April 11, 2014
Editor’s Note: The HERA Foundation welcomes Alicia Vivian as a new member of the Board. She lost her mother, Mary Swafford, to the disease. Mrs. Swafford taught 2nd grade at Hygiene Elementary outside of Longmont, CO.
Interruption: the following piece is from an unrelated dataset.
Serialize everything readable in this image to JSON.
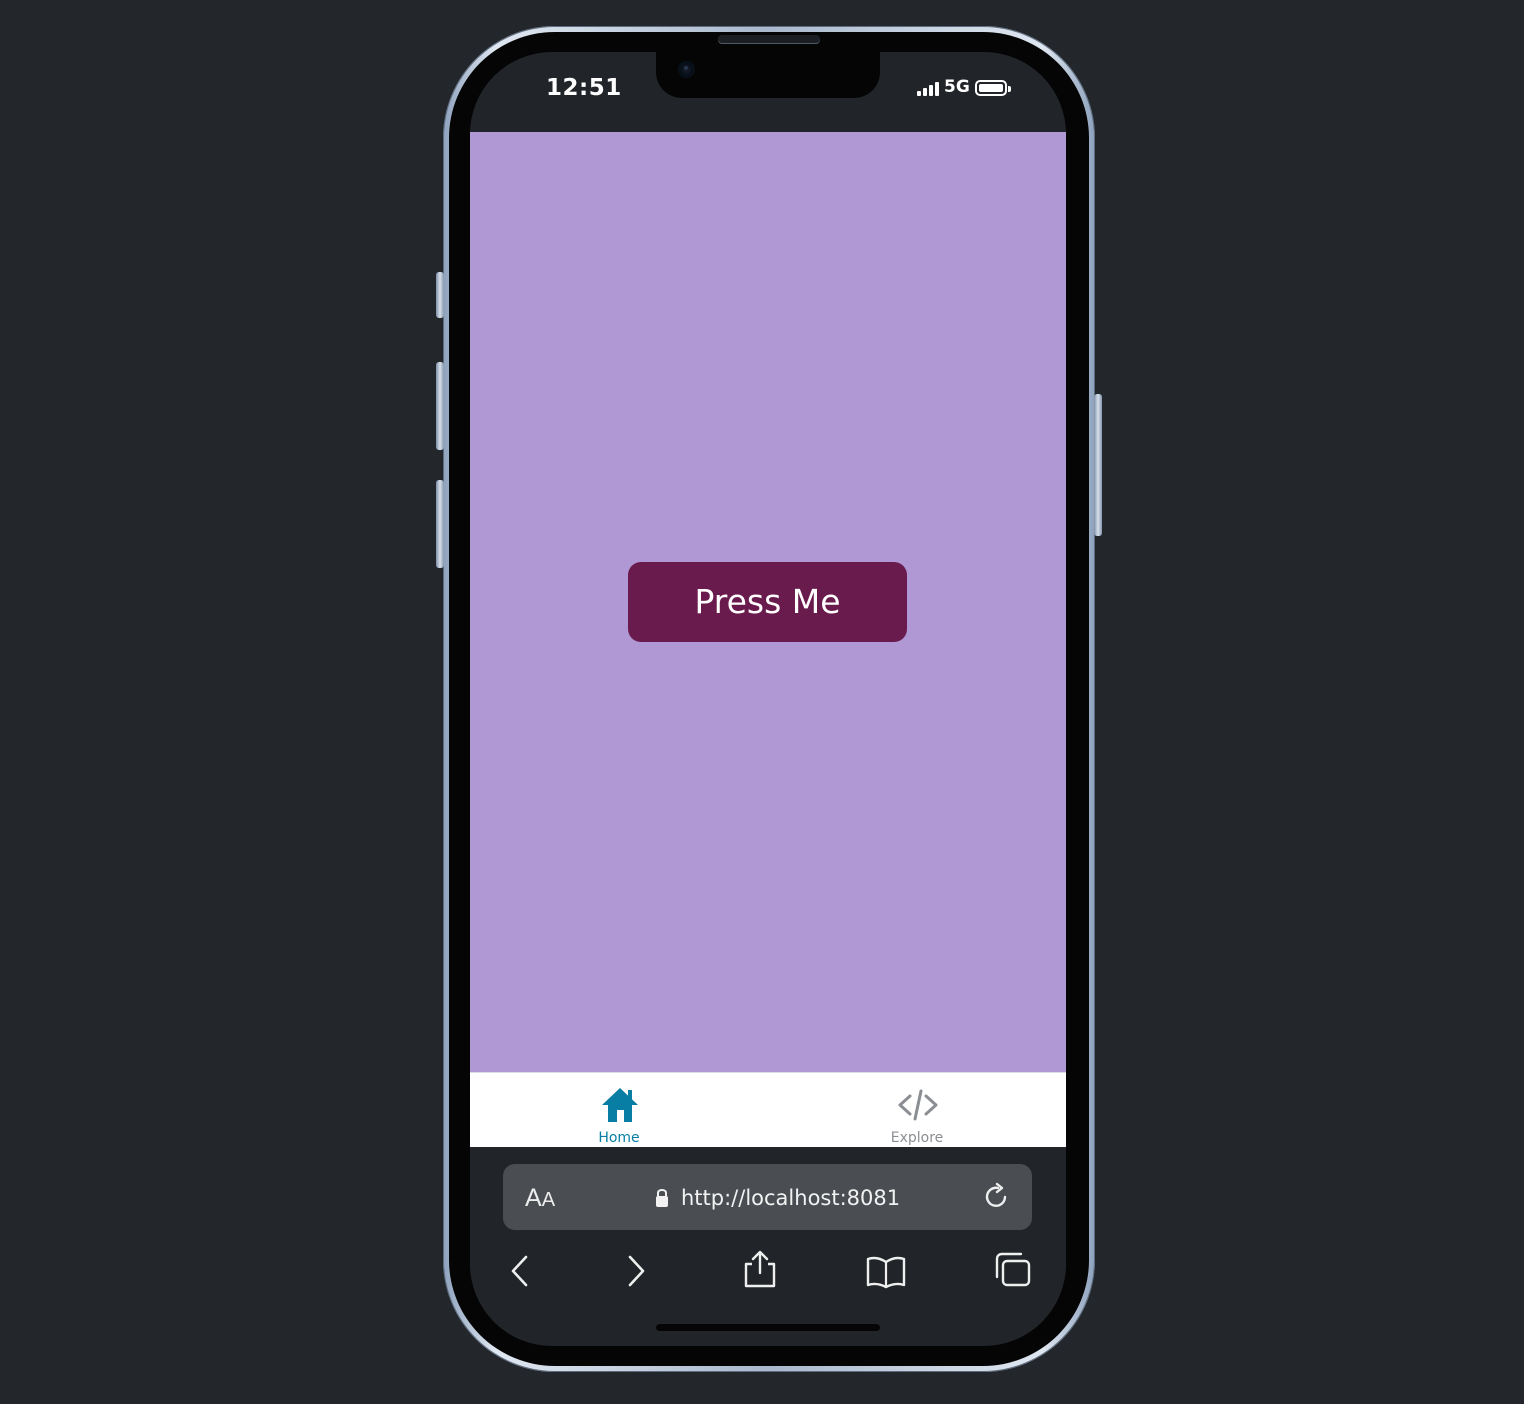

There are two thoughts that resonate in my head when I am asked the question, “why are you involved with the HERA Foundation.” They are simple phrases and yet, the most difficult for me to say out loud without getting choked up. I miss my mom’s voice. I miss her laughter. Ovarian cancer took my mom’s life at the young age of 65. The ‘silent’ disease is how it is described . . . and it is silent, at first. Ironically, when my mom was diagnosed a mere three years prior to her passing and the ‘muted’ disease had already advanced to a stage 3C at the time of detection, I wanted to SCREAM at it. I wanted to SHAKE it. I wanted to bring it out of the darkness in which it existed and call it what it really was: the despicable ailment that would rob my child of his grandma, prevent the hundreds of 8 year olds that my mom taught from absorbing elements of her worldly knowledge, and take from me the best friend I have ever had. My three-plus year tantrum eventually subsided, but the grief over my mom’s death did not and I was determined to do something more about it than wallow in my own sorrow and self pity.
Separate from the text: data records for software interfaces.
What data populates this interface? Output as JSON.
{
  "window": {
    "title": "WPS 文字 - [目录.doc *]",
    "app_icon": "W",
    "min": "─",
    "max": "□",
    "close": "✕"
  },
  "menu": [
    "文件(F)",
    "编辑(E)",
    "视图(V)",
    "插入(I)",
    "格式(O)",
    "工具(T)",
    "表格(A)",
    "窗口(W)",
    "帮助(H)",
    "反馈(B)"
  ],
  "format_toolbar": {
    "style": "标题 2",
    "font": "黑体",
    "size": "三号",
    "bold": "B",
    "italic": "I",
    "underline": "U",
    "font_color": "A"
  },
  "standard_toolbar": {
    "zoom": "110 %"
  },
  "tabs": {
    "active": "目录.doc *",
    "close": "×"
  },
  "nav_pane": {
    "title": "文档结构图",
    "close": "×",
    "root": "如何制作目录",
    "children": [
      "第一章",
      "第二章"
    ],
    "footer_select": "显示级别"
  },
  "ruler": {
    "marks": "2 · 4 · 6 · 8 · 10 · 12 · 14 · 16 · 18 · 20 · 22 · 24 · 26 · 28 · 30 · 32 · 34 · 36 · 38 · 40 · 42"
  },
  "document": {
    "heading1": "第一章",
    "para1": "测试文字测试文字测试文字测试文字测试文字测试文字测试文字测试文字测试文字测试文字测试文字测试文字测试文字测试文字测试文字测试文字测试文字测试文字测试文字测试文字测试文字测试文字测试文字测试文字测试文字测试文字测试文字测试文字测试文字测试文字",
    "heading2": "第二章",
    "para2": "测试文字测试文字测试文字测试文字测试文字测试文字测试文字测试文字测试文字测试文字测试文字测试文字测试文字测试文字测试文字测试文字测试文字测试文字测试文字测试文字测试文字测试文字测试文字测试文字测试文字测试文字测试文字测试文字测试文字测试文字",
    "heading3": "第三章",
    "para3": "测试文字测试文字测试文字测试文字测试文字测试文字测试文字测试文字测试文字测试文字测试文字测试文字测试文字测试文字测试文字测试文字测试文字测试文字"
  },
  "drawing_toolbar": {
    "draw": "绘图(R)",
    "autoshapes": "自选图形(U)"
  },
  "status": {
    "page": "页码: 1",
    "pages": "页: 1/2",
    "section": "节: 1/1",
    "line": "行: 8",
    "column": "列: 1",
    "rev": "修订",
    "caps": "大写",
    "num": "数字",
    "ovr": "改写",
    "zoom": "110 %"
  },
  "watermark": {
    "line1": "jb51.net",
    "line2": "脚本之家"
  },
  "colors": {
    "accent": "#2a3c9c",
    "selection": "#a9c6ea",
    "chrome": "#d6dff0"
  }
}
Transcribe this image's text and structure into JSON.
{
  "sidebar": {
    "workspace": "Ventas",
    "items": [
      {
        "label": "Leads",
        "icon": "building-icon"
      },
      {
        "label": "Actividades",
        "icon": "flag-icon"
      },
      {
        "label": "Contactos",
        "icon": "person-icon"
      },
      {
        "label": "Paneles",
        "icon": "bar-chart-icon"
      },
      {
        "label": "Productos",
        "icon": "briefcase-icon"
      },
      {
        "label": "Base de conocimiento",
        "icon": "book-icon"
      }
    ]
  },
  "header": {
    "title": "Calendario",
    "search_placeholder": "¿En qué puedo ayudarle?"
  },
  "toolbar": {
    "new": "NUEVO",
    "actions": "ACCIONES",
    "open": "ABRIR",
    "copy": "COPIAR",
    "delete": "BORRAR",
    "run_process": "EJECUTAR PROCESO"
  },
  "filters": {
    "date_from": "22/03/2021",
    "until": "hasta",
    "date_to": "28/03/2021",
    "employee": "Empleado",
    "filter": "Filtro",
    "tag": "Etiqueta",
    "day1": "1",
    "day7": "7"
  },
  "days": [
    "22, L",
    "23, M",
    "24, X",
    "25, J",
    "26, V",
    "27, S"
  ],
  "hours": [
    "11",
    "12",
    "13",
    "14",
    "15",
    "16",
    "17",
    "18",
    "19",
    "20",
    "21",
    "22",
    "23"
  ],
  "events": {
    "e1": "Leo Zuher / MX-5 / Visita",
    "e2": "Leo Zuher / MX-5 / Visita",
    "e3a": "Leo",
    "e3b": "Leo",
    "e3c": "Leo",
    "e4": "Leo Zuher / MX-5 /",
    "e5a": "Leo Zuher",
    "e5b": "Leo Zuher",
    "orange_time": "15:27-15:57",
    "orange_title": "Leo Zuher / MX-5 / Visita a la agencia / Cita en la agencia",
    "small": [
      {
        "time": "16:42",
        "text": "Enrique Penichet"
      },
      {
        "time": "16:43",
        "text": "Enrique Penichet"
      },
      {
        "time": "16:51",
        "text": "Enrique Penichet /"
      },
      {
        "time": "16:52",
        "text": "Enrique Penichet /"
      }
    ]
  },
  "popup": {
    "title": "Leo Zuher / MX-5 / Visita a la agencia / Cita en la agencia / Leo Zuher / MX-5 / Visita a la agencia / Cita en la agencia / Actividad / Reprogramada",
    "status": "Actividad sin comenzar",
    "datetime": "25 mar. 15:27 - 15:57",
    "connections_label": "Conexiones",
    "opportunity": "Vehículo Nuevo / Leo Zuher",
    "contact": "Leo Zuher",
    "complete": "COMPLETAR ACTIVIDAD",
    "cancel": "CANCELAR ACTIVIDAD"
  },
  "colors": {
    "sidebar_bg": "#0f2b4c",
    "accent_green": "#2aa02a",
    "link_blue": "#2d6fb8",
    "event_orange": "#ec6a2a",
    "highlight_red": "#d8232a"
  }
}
Once I experienced this awakening I wanted to figure out how I could help. There are several ovarian cancer non-profit organizations in existence. Based on my personal research, I found that the majority of these organizations center their mission on raising awareness about the disease. While I absolutely believe that ovarian cancer awareness is an important facet of understanding the disease, it is not – in my opinion – the key to preventing and curing it. The HERA Foundation is not only focused on awareness and empowerment of those affected by ovarian cancer, but is committed to raising funds that are awarded to the medical community for research as well. Every person that I have encountered that is affiliated with HERA is motivated by the desire to make a difference.
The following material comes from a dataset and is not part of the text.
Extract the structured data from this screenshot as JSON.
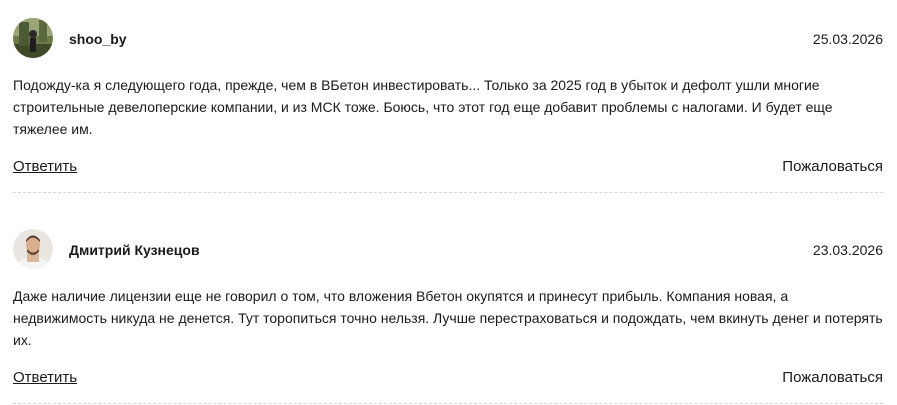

At the end of the day, I am still that little girl that wants to make my mom proud of me. She was my number one fan and always claimed that I was smarter, kinder and possessed more strength than she did. Boy, was she wrong. I think Mom is smiling down on me, wherever she may be, and approves of my journey with the HERA Foundation. If my participation in the organization can prevent one other person on the face of this earth from losing their best friend to ovarian cancer then I consider my efforts worthwhile.